Wisconsin Has More at Stake than Most States if Court Ends Insurance Subsidies
Wisconsin has more at stake than most other states when the U.S. Supreme Court issues a ruling in King v. Burwell, which will determine whether people can continue to get federal tax credits for health care coverage purchased through the federal health insurance marketplace.
The ruling, which will probably be issued in the next week or two, could be a serious blow to the Affordable Care Act (ACA) and to health care access in Wisconsin. It could eliminate insurance coverage for 183,000 Wisconsinites who have purchased private plans through the federal marketplace. In addition, because eliminating those insurance plans would drive up costs for other individual plans, the Urban Institute estimates that a total of more than 8 million Americans, including about 247,000 Wisconsinites, would become uninsured in 2016.
The WI Council on Children and Families (WCCF) issued a short paper today that examines the potential effects in Wisconsin and analyzes the geographic distribution of the people who have purchased insurance through the federal health insurance marketplace. We found that the health insurance marketplace is especially important in rural areas of the state, where the percentage of people with marketplace plans is typically about twice the participation rate in urban parts of Wisconsin.
“Losing the marketplace subsidies would push many people in northern Wisconsin back into uninsured status,” said Reba Rice, CEO of the NorthLakes Community Clinic, which serves 11 northern counties. “As a result, they would not only lose the services and peace of mind that insurance provides, but would also delay care and enter the health care system in ways that increase costs for taxpayers.”
While Wisconsin is one of 34 states that rely on the federal marketplace and could be adversely affected by a decision restricting eligibility for subsidies, our state has more at stake than most others:
- The average premium tax credit in Wisconsin is $315 per month, which is the 8th highest nationally (among the 34 states relying on the federal marketplace) and almost 16% above the national average of $272.
- Wisconsin also has the 8th highest percentage of participants in the federal marketplace who are receiving premium tax credits and the 11th highest number of people receiving the credits.
- Without the federal subsidies, the cost of marketplace plans would grow by an average of 252% in Wisconsin.

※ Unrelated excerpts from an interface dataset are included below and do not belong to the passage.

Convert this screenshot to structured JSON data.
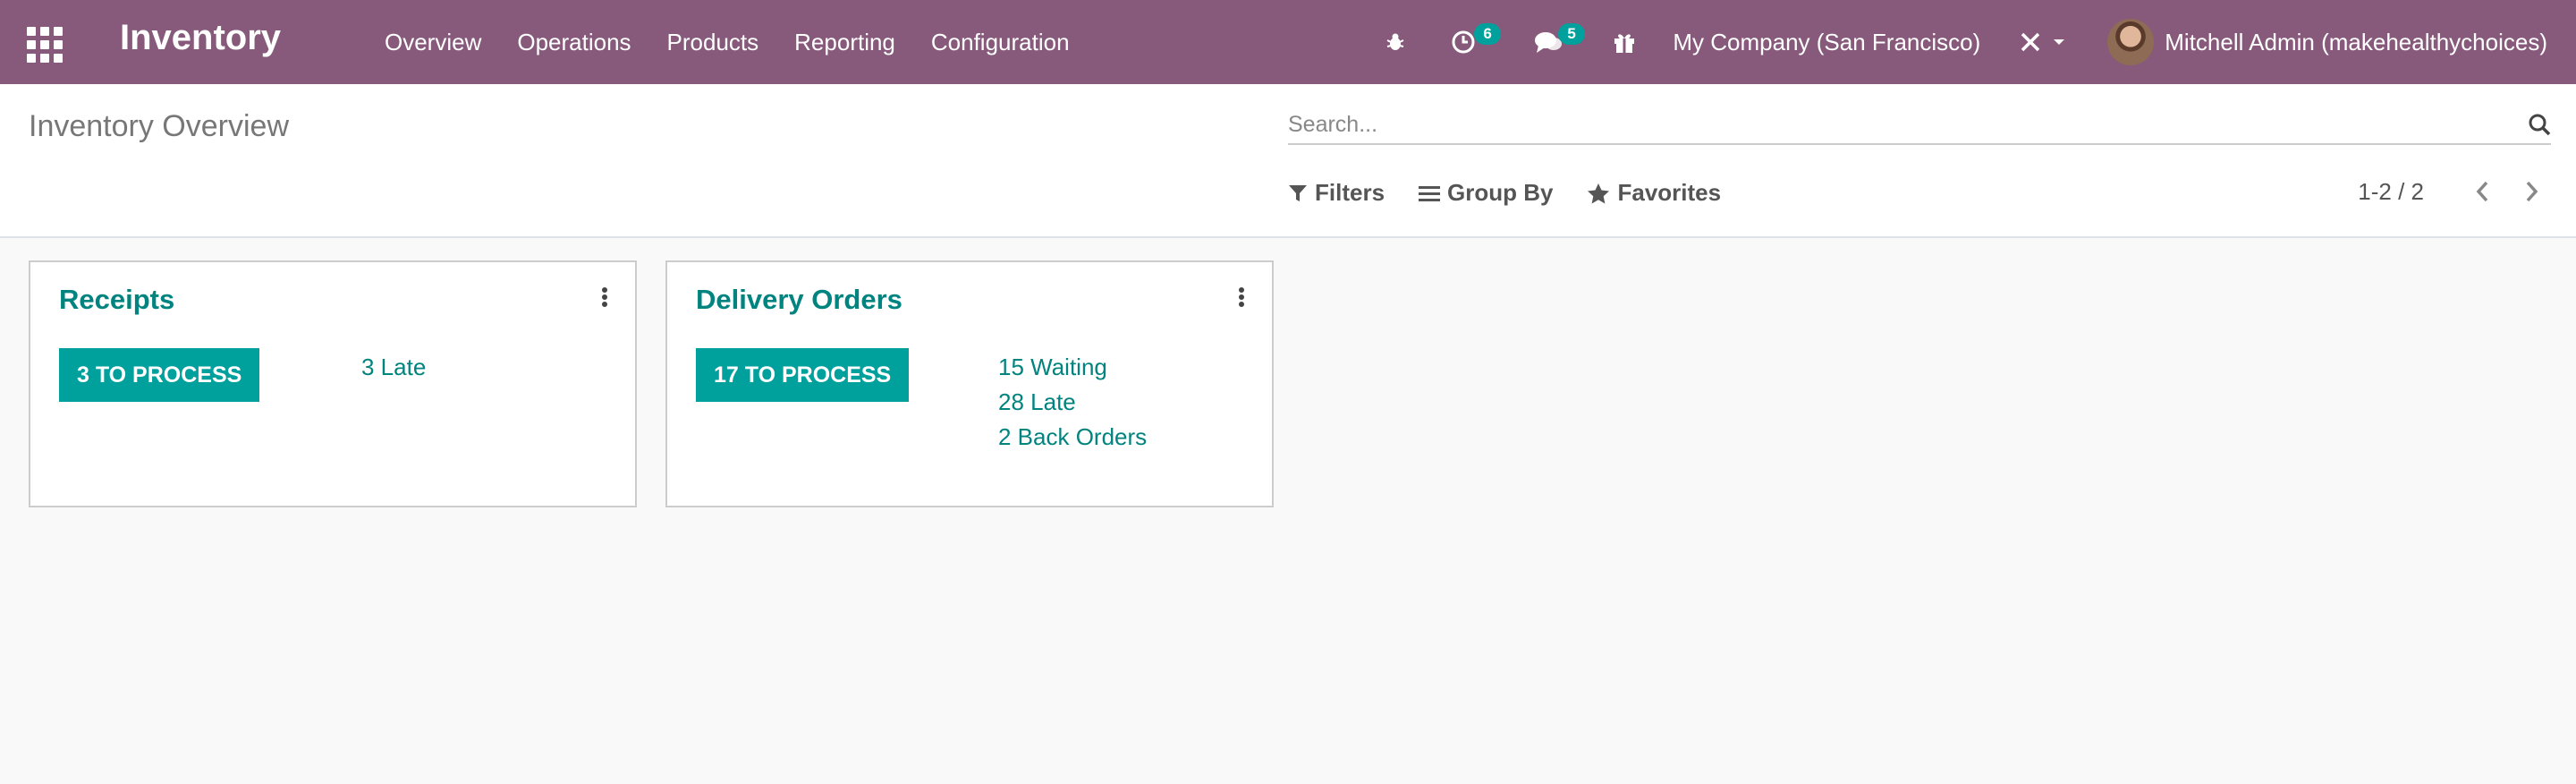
{
  "navbar": {
    "brand": "Inventory",
    "menu": [
      "Overview",
      "Operations",
      "Products",
      "Reporting",
      "Configuration"
    ],
    "activities_count": "6",
    "messages_count": "5",
    "company": "My Company (San Francisco)",
    "user": "Mitchell Admin (makehealthychoices)"
  },
  "control_panel": {
    "title": "Inventory Overview",
    "search_placeholder": "Search...",
    "filters_label": "Filters",
    "group_by_label": "Group By",
    "favorites_label": "Favorites",
    "pager": "1-2 / 2"
  },
  "cards": [
    {
      "title": "Receipts",
      "button": "3 TO PROCESS",
      "stats": [
        "3 Late"
      ]
    },
    {
      "title": "Delivery Orders",
      "button": "17 TO PROCESS",
      "stats": [
        "15 Waiting",
        "28 Late",
        "2 Back Orders"
      ]
    }
  ],
  "colors": {
    "navbar": "#875a7b",
    "accent": "#00a09d",
    "link": "#01847f"
  },
  "icons": [
    "apps-icon",
    "bug-icon",
    "activity-clock-icon",
    "chat-icon",
    "gift-icon",
    "tools-icon",
    "search-icon",
    "filter-icon",
    "list-icon",
    "star-icon",
    "chevron-left-icon",
    "chevron-right-icon",
    "kebab-menu-icon"
  ]
}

One reason why Wisconsin has more riding on the decision is because state lawmakers ended BadgerCare eligibility last year for about 63,000 people, and many of those people now rely on marketplace plans and the premium tax credits. That makes it especially important for Wisconsin policymakers to take remedial action if the subsidies are limited to people who purchase their coverage through a state marketplace.
One option is for our state to develop its own insurance exchange and use the federal marketplace as a technical hub that performs certain key functions on behalf of the new state insurance market. This approach was recently approved for Pennsylvania and Delaware, which have taken steps to be ready to use the federal government’s information technology system to support application and enrollment functions for state-based marketplaces.
The new WCCF report can be found here.